PERFORMANCE: The Care Quality Commission found the trust was not meeting standards relating to dignity and nutrition during a spot check as part of a wider investigation into how older patients are treated.

The regulator checked two “essential standards” of care during an inspection of two wards – five and 11 – at the trust’s Alexandra Hospital on 22 March.

Inspectors – including a practising nurse – observed how people were being cared for, talked with five patients, talked with eight staff, and checked records.

The standards assessed were:

  • People should be treated with respect, involved in discussions about their care and treatment and able to influence how the service is run
  • Food and drink should meet people’s individual dietary needs

It concluded overall that the Alexandra Hospital had not passed either of the essential standards of quality and safety the CQC reviewed, and noted moderate concerns in both areas.

In its report, the regulator said: “People who use the service do not always have their privacy and dignity respected.

“Although we saw some people being treated respectfully, this was not consistent and people had to wait for attention after they has pressed call bells.

“Confidential matters were discussed where they could be overheard, so that privacy was not maintained, and some people were not given the information they needed.”

It added: “People who use the service are not adequately supported and are at risk of poor nutrition and dehydration.

“Nutritional risks are identified on admission but the poor standards of review and ongoing monitoring mean that care planned may not always accurately reflect the current care needs of the people who use the service.”

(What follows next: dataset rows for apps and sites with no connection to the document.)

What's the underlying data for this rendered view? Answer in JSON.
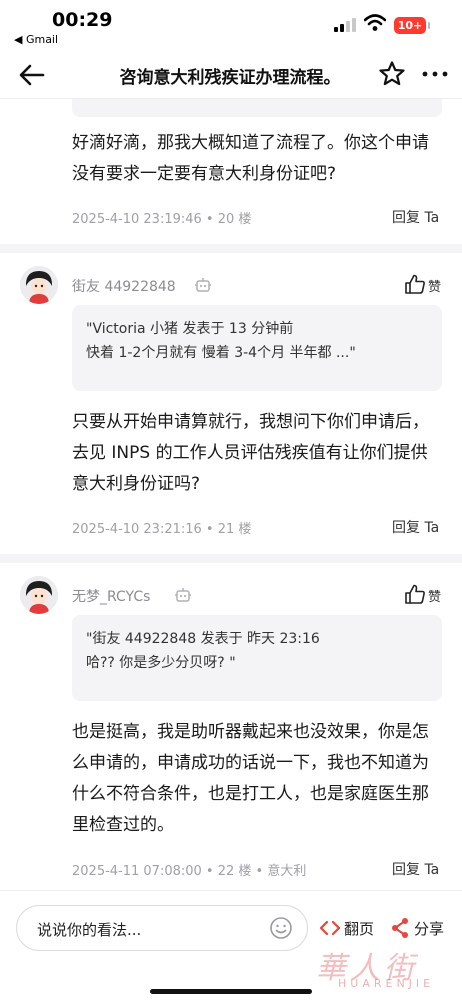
{
  "status_bar": {
    "time": "00:29",
    "back_app": "◀ Gmail",
    "battery": "10+"
  },
  "nav": {
    "title": "咨询意大利残疾证办理流程。"
  },
  "posts": [
    {
      "text": "好滴好滴，那我大概知道了流程了。你这个申请没有要求一定要有意大利身份证吧?",
      "meta": "2025-4-10 23:19:46 • 20 楼",
      "reply": "回复 Ta"
    },
    {
      "user": "街友 44922848",
      "like_label": "赞",
      "quote": [
        "\"Victoria 小猪 发表于 13 分钟前",
        "快着 1-2个月就有 慢着 3-4个月 半年都 ...\""
      ],
      "text": "只要从开始申请算就行，我想问下你们申请后，去见 INPS 的工作人员评估残疾值有让你们提供意大利身份证吗?",
      "meta": "2025-4-10 23:21:16 • 21 楼",
      "reply": "回复 Ta"
    },
    {
      "user": "无梦_RCYCs",
      "like_label": "赞",
      "quote": [
        "\"街友 44922848 发表于 昨天 23:16",
        "哈?? 你是多少分贝呀? \""
      ],
      "text": "也是挺高，我是助听器戴起来也没效果，你是怎么申请的，申请成功的话说一下，我也不知道为什么不符合条件，也是打工人，也是家庭医生那里检查过的。",
      "meta": "2025-4-11 07:08:00 • 22 楼 • 意大利",
      "reply": "回复 Ta"
    }
  ],
  "bottom_bar": {
    "comment_placeholder": "说说你的看法...",
    "flip_label": "翻页",
    "share_label": "分享"
  },
  "watermark": {
    "cn": "華人街",
    "en": "HUARENJIE"
  },
  "colors": {
    "accent_red": "#e8453c",
    "meta_gray": "#a0a0a6",
    "quote_bg": "#f4f4f6"
  }
}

The regulator visited 100 hospitals as part of its programme of inspections on older patients’ treatment and is currently publishing them in batches, of which this is the fourth.

Care Quality Commission report (see attached, right)

26 May 2011

Worcestershire Acute Hospitals NHS Trust

PERFORMANCE: The Care Quality Commission found the trust was not meeting standards relating to dignity and nutrition during a spot check as part of a wider investigation into how older patients are treated.

The regulator checked two “essential standards” of care during an inspection of two wards – five and 11 – at the trust’s Alexandra Hospital on 22 March.

Inspectors – including a practising nurse – observed how people were being cared for, talked with five patients, talked with eight staff, and checked records.

The standards assessed were:

People should be treated with respect, involved in discussions about their care and treatment and able to influence how the service is run

Food and drink should meet people’s individual dietary needs

It concluded overall that the Alexandra Hospital had not passed either of the essential standards of quality and safety the CQC reviewed, and noted moderate concerns in both areas.

In its report, the regulator said: “People who use the service do not always have their privacy and dignity respected.

“Although we saw some people being treated respectfully, this was not consistent and people had to wait for attention after they has pressed call bells.

“Confidential matters were discussed where they could be overheard, so that privacy was not maintained, and some people were not given the information they needed.”

It added: “People who use the service are not adequately supported and are at risk of poor nutrition and dehydration.

“Nutritional risks are identified on admission but the poor standards of review and ongoing monitoring mean that care planned may not always accurately reflect the current care needs of the people who use the service.”

The regulator visited 100 hospitals as part of its programme of inspections on older patients’ treatment and is currently publishing them in batches, of which this is the fourth.

Related files/tables